I smiled back and asked how it went, to which he spiritedly replied, ‘You keep praying, okay?’ I nodded spiritedly as well and skipped back down the slope to watch my mother get into her ‘I’m not wasting time and soft, clean water’ mode as she got hold of our dirty laundry. The sun was shining warmly and there was a lot of space to hang up the washed clothes. On the way to the terrace, there was a small statue of Lord Shiva and Goddess Parvati my mother saw sitting on the window ledge, and as she climbed up and down, she kept praying to it. I was repeatedly praying to the mountain meanwhile.
The events at the booking office were not on our side at all. It was disheartening but we never lost hope. We were getting up to Kedarnath, no matter what it took. The helipad was just across the road from our lodge so we continuously saw it making trips back and forth. The engine never cut off and every fifteen minutes, it will roar over our heads to take off and land, because it was said the flying time was only seven minutes. I always watched how the helicopter flew and was apprehensive about the way it went as if to crash into the mountain 😀 Then it would take a veer up and disappear.
I spent my day sitting out on a chair writing away on my notebook that I brought with me. As I was immersed in my pen, the lady from the next room (she and her husband were waiting for the rest of their group to come down from Kedarnath) curiously watched me. When I went up to the balcony to pick up the dried clothes, I saw her asking my mother about me as she picked up my note from where I left it on my chair, and opened it in interest. I generally don’t let anyone rifle through my notes. Ever. But I watched silently as my mother, grandmother and Aunty told her about me being a published author and when I went back down, the lady was so impressed and encouraged me a lot. I gave an embarrassed smile and it didn’t help when she repeatedly said she loved my handwriting too, though she couldn’t understand most of what I had written 😀 She blessed me for my future and I didn’t mind at all when she tried to read whatever I had scribbled in there because most of the writing was just random thoughts and plot ideas for my books 😀 She, a stranger, remains to be the only person I ever allowed to look into that note 😀 Even my mother hasn’t done that 😀
Still no luck came from the booking office and Grandpa and Uncle said, ‘It’s going to be fine. If we can’t get the tickets, we’ll somehow get on the horses. If it takes an extra day, there’s no problem about postponing the return flight home.’ We nodded in agreement and got every single backup plan we could think of ready.
So we settled down for lunch, the chanting of ‘Om Nama Shivay’ still dancing in the back of my head.

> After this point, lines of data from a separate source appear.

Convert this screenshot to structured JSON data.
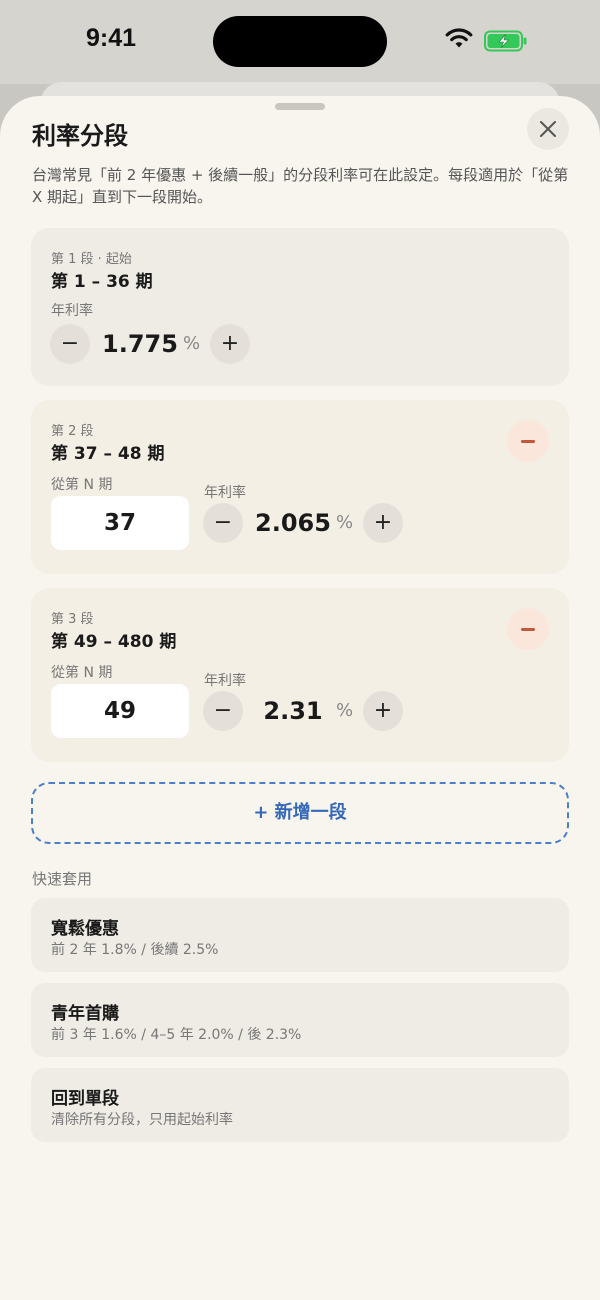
{
  "status_bar": {
    "time": "9:41"
  },
  "sheet": {
    "title": "利率分段",
    "description": "台灣常見「前 2 年優惠 + 後續一般」的分段利率可在此設定。每段適用於「從第 X 期起」直到下一段開始。"
  },
  "segments": [
    {
      "label": "第 1 段 · 起始",
      "range": "第 1 – 36 期",
      "rate_label": "年利率",
      "rate": "1.775",
      "unit": "%"
    },
    {
      "label": "第 2 段",
      "range": "第 37 – 48 期",
      "start_label": "從第 N 期",
      "start": "37",
      "rate_label": "年利率",
      "rate": "2.065",
      "unit": "%"
    },
    {
      "label": "第 3 段",
      "range": "第 49 – 480 期",
      "start_label": "從第 N 期",
      "start": "49",
      "rate_label": "年利率",
      "rate": "2.31",
      "unit": "%"
    }
  ],
  "stepper": {
    "minus": "−",
    "plus": "+"
  },
  "add_segment_label": "+ 新增一段",
  "quick_apply": {
    "label": "快速套用",
    "presets": [
      {
        "title": "寬鬆優惠",
        "desc": "前 2 年 1.8% / 後續 2.5%"
      },
      {
        "title": "青年首購",
        "desc": "前 3 年 1.6% / 4–5 年 2.0% / 後 2.3%"
      },
      {
        "title": "回到單段",
        "desc": "清除所有分段，只用起始利率"
      }
    ]
  },
  "colors": {
    "accent": "#3569b8",
    "remove": "#c2583a",
    "battery": "#34c759"
  },
  "icons": [
    "wifi-icon",
    "battery-icon",
    "close-icon",
    "minus-icon",
    "plus-icon"
  ]
}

That was when my Grandpa’s phone rang 😉
He swiped the green button on the screen and was shocked to hear it was his friend who could talk to the officers and get us tickets. He’d actually been out of range due to his job, but had chosen that day to return back, come to know what was going on, and got into business. Mum and I dropped our jaws in astonishment and were so overwhelmed at how the God we prayed to all morning had blessed us.
No time to waste.
Our flight was in another forty-five minutes and the first thing I did was rush up the slope to thank the mountain from the deep of my heart. I skipped back down to pack an extra set of clothes because we knew we couldn’t return the very same day and would have to stay the night at Kedarnath. My dad, who’d been calling us now and then to ask about the progress, was so happy at the news and dared me to anticipate over the king of the freezing weather up there 😀
‘You, young lady, are going to ignore your allergy to the minus degree and sleep at Lord Shiva’s feet tonight,’ was what he told me.
I couldn’t have felt more fortunate ❤
Next part is about all the events during the helicopter ride and everything that happened up at Kedarnath … ❤